# App and web page records
:::::
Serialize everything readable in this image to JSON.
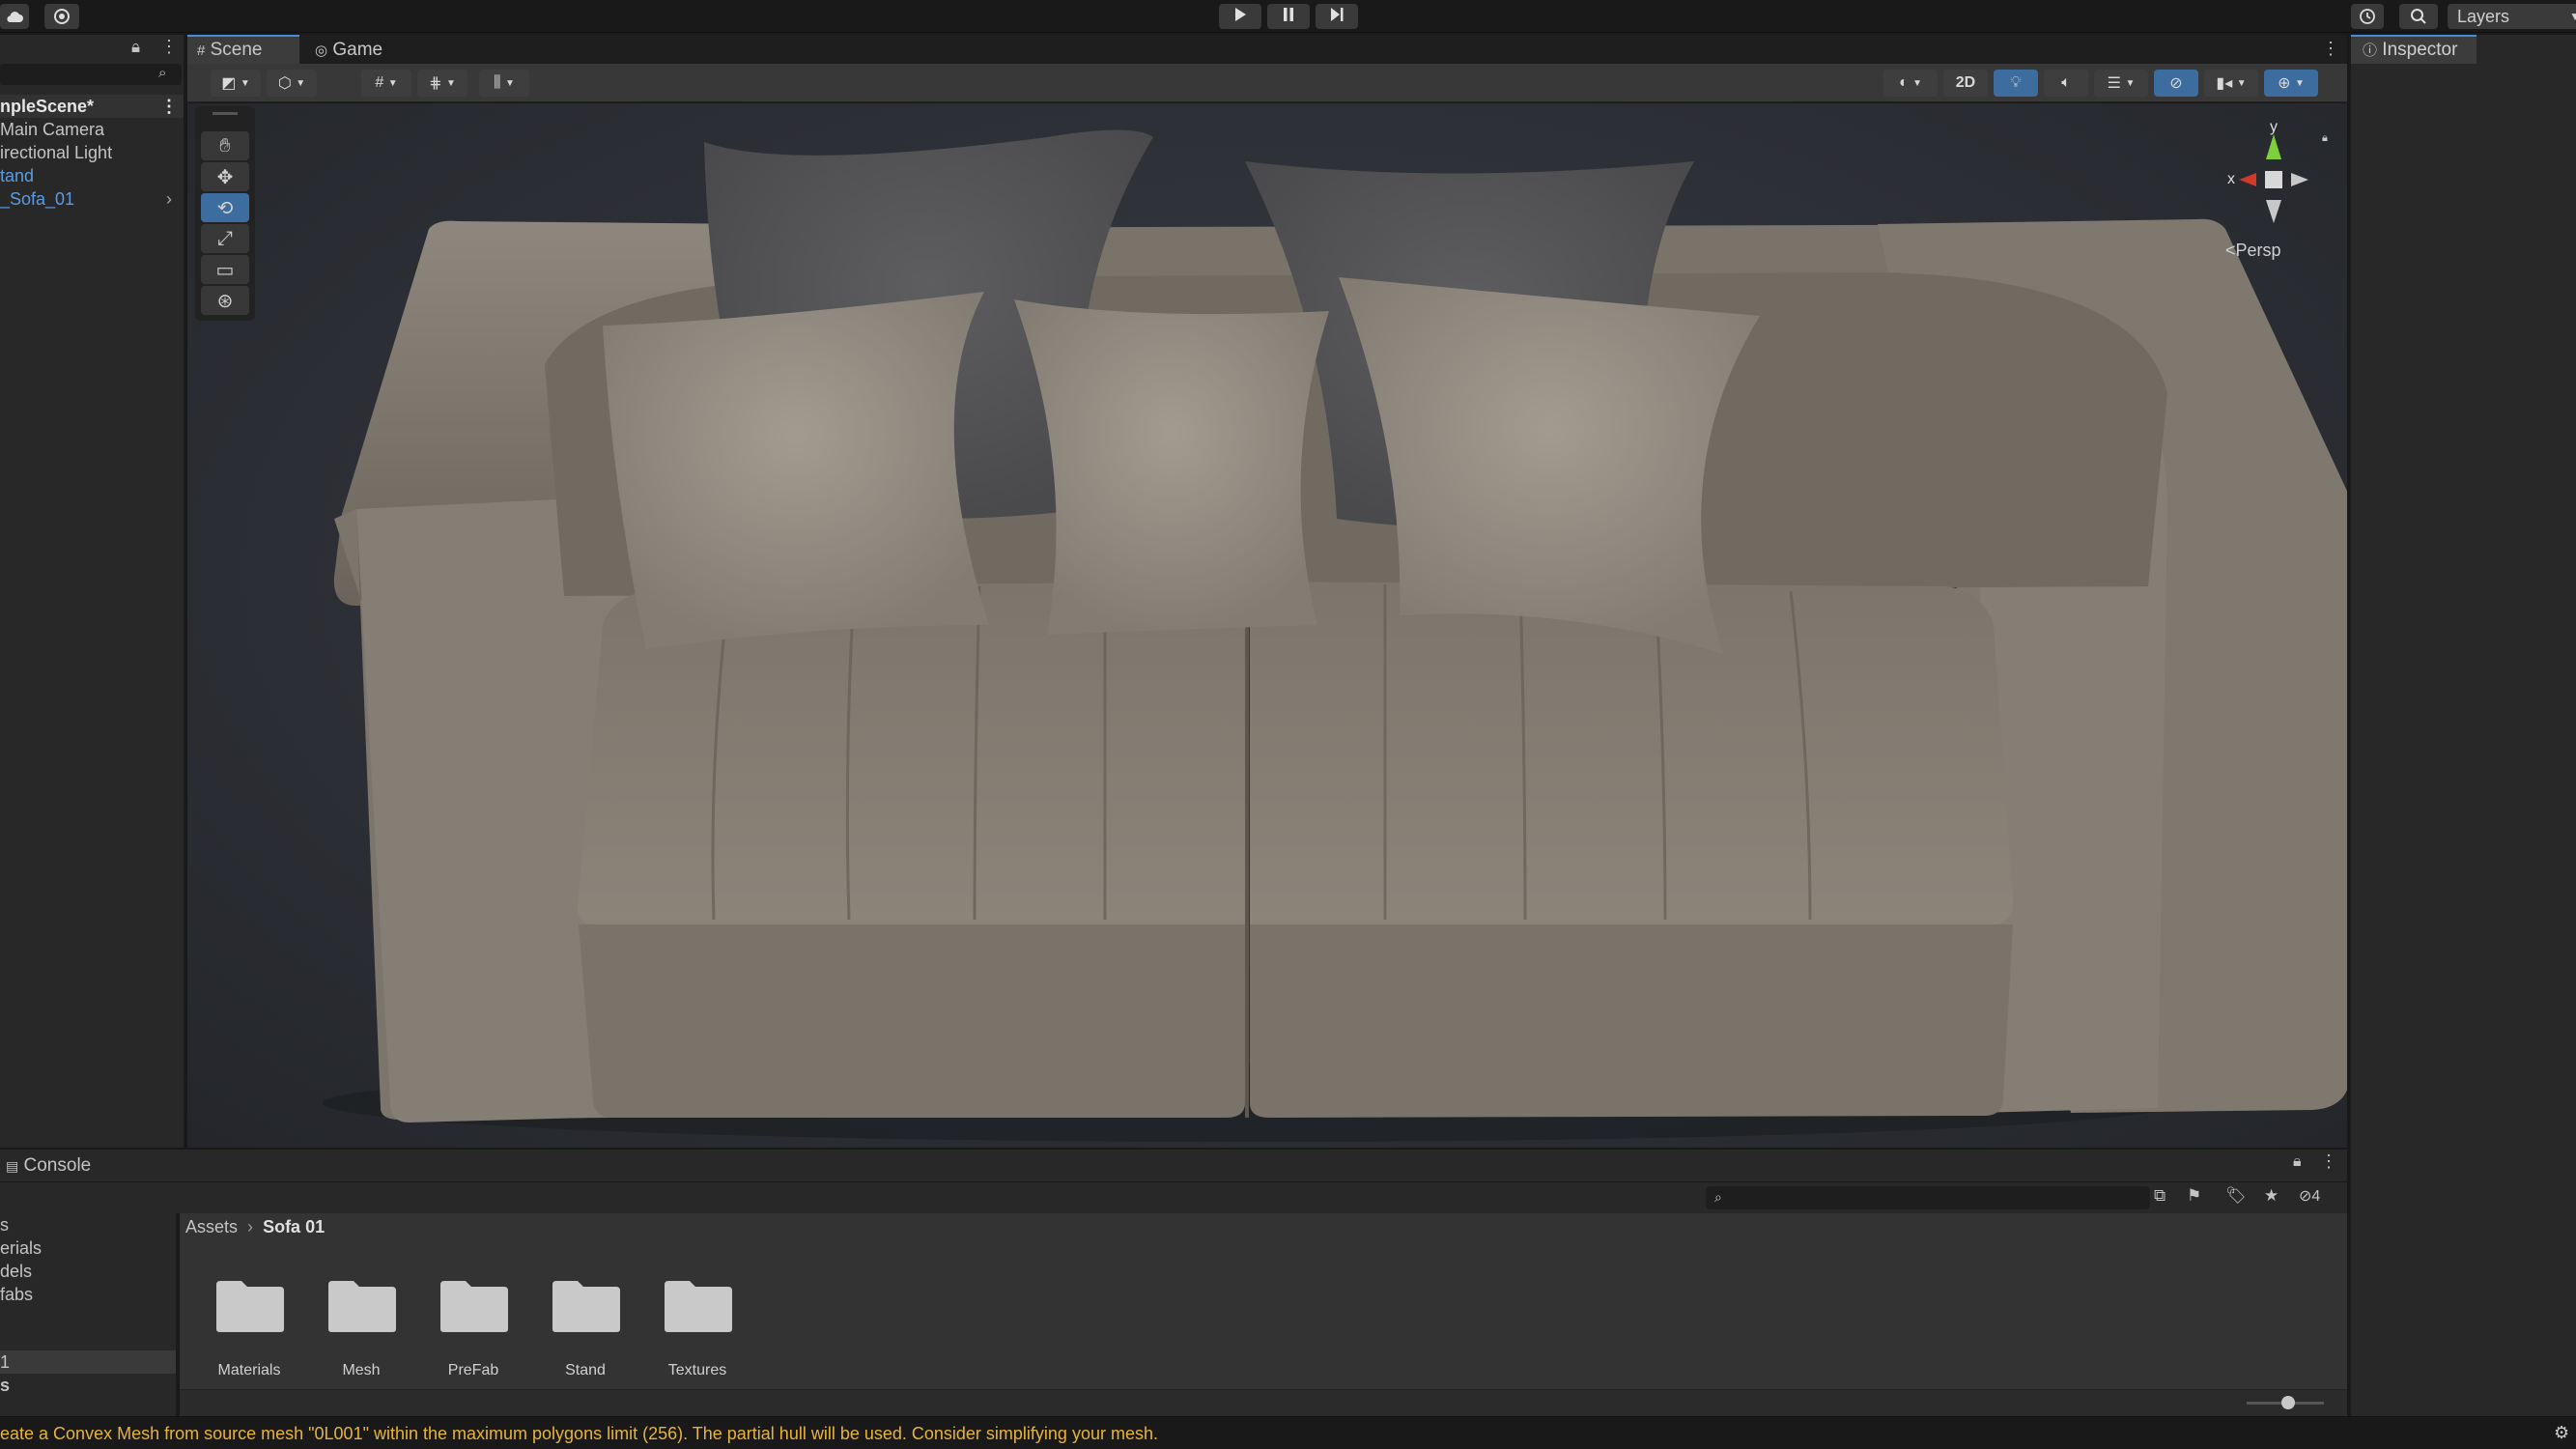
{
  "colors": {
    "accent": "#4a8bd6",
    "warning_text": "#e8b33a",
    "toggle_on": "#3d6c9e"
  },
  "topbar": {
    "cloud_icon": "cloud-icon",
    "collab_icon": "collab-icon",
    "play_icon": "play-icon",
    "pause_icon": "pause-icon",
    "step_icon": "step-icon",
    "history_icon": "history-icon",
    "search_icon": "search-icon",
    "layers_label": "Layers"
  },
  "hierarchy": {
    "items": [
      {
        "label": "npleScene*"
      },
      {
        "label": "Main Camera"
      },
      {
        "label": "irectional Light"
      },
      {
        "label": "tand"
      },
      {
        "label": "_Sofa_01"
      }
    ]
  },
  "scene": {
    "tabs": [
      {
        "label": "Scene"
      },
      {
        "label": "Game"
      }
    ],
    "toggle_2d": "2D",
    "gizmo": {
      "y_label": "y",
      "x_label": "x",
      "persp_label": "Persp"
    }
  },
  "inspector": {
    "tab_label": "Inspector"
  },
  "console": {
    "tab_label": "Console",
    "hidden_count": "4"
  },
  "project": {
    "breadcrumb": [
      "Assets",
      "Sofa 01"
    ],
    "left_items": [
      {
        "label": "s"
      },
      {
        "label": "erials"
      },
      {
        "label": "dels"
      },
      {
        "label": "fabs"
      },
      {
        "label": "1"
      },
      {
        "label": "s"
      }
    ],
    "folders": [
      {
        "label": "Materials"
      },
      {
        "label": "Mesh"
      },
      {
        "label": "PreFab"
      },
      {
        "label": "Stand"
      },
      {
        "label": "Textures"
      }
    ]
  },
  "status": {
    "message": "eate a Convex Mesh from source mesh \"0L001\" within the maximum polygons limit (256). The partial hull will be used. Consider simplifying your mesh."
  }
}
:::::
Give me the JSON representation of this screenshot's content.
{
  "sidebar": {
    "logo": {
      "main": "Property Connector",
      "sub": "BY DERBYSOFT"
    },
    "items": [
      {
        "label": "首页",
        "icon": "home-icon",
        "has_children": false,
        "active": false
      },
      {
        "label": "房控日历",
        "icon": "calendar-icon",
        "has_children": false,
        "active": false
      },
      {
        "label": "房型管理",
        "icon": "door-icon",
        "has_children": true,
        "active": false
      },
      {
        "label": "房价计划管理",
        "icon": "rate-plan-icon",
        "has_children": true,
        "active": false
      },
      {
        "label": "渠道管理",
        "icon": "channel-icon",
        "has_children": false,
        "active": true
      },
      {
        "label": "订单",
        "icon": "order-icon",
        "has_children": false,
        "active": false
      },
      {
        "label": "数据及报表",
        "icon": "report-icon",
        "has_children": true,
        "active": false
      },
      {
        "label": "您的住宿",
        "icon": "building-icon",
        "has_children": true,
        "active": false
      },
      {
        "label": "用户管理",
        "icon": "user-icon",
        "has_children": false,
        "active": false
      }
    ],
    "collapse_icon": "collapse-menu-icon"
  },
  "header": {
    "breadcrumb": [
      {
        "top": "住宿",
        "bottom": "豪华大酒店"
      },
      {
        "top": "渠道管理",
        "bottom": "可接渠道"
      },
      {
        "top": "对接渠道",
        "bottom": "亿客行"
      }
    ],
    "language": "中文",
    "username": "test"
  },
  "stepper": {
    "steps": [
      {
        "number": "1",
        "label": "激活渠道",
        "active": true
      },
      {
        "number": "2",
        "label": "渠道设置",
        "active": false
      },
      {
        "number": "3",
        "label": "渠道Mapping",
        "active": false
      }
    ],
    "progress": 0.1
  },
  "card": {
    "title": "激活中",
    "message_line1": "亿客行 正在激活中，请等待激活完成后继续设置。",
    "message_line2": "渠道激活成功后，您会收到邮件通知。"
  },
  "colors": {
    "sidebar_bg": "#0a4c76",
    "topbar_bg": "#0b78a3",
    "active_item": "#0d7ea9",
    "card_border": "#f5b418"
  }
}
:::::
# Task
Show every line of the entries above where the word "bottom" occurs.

# Response
        "bottom": "豪华大酒店"
        "bottom": "可接渠道"
        "bottom": "亿客行"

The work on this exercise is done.